Of those surveyed, 62.58 percent confirmed that the government's subsidy cash benefit would encourage childbirth. In contrast, 37.4 percent viewed the initiative as "ineffective."

In February, the Korean builder Booyoung Group announced its intention to offer its employees 100 million won per birth, with a limit of two times per family, as a measure to address the ongoing decline in the country's birth rate.

The commission also questioned whether respondents found it acceptable for the government to allocate approximately 23 trillion won annually, based on the previous year's birth rate, if it were to provide 100 million won to mothers with newborns.

In reply, 63.6 percent of respondents agreed with the necessity of the financial burden on the state to tackle the low birth rate crisis, while 36.4 percent disagreed.

Among the respondents, 57.2 percent were females and 34.6 percent were males. Also, 58.8 percent were married and the other 41.2 percent were unmarried. By age group, those in their 30s participated the most with 60.5 percent, followed by those in their 40s with 14.4 percent, those in their 20s with 13.7 percent, and those in their 50s with 5.4 percent.

The commission explained that the survey aimed to gather public opinions on the demographic crisis and its results will not be immediately made into policy. Based on the survey information, the commission plans to decide whether to propose policies to the relevant ministries.

“About 280 trillion won of the state budget has been poured from 2006 to 2021 to boost the country’s birth rate, but the fertility rate is still falling,” the commission said.

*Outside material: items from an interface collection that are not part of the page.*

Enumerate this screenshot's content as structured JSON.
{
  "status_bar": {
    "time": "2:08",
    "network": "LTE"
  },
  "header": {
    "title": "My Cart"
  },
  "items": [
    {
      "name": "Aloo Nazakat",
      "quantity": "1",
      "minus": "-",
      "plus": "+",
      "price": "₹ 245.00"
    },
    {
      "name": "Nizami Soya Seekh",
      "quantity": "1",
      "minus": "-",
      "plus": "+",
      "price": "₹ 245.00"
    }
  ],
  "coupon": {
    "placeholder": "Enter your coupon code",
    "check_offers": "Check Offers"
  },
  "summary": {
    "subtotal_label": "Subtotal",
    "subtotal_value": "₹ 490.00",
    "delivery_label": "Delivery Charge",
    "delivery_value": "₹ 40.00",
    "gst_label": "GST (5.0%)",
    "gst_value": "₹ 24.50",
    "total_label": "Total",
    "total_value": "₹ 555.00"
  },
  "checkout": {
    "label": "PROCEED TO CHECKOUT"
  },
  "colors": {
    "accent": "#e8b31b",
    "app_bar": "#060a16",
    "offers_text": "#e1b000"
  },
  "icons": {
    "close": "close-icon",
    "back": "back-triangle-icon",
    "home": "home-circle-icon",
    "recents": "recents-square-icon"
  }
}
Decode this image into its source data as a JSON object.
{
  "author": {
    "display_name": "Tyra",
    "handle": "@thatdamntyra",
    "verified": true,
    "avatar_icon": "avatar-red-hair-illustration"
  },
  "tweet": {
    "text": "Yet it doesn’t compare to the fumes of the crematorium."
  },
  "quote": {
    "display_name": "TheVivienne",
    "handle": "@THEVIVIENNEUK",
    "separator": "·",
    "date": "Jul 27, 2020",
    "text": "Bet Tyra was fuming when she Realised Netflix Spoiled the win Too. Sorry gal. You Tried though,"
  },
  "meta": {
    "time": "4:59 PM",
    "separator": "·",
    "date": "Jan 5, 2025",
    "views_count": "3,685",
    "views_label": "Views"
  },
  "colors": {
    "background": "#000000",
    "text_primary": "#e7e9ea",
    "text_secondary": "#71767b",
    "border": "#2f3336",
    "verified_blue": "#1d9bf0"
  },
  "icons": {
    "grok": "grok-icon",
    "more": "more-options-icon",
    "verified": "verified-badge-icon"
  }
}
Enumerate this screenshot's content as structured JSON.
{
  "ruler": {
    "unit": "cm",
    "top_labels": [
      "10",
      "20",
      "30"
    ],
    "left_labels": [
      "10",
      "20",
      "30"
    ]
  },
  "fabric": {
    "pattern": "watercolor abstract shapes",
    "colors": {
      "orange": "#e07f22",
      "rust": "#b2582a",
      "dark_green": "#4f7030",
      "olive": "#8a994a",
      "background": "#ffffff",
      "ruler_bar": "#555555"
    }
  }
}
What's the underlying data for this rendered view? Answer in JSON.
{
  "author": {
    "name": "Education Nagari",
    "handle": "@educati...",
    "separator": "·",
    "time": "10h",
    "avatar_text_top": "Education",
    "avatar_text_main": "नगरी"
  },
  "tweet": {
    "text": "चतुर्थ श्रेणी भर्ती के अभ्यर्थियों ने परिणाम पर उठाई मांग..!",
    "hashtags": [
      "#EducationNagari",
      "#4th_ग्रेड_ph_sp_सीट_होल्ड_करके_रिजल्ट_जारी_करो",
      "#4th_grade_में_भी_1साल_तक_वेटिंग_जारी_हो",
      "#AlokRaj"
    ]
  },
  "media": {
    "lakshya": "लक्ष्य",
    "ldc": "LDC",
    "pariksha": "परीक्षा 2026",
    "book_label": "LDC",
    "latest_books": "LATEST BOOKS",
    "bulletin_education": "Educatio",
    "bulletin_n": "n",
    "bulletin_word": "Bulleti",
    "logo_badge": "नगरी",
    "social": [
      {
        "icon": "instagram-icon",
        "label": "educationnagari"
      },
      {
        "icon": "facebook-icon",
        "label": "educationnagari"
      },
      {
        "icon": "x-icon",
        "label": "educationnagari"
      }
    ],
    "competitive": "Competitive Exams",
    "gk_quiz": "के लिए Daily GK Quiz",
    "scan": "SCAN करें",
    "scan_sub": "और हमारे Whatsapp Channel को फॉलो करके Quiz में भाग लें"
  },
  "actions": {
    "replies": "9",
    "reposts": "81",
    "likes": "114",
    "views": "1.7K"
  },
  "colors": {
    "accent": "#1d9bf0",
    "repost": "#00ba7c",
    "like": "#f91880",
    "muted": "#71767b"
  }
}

“The survey is designed to reevaluate the government policies to tackle the low birth rate and check whether direct financial support to recipients could be more effective.”

The total fertility rate, the average number of births per woman of childbearing age, for 2023 fell to a fresh record low of 0.72, according to Statistics Korea.

The yearly rate for 2023 dropped to 0.72 from the previous year's rate of 0.78, and has fallen since 2015 when the figure came to 1.24. A rate of about 2.1 children per woman is required for a stable population. Korea is the only member of the Organisation for Economic Co-operation and Development with a total fertility rate below 1 as of 2021.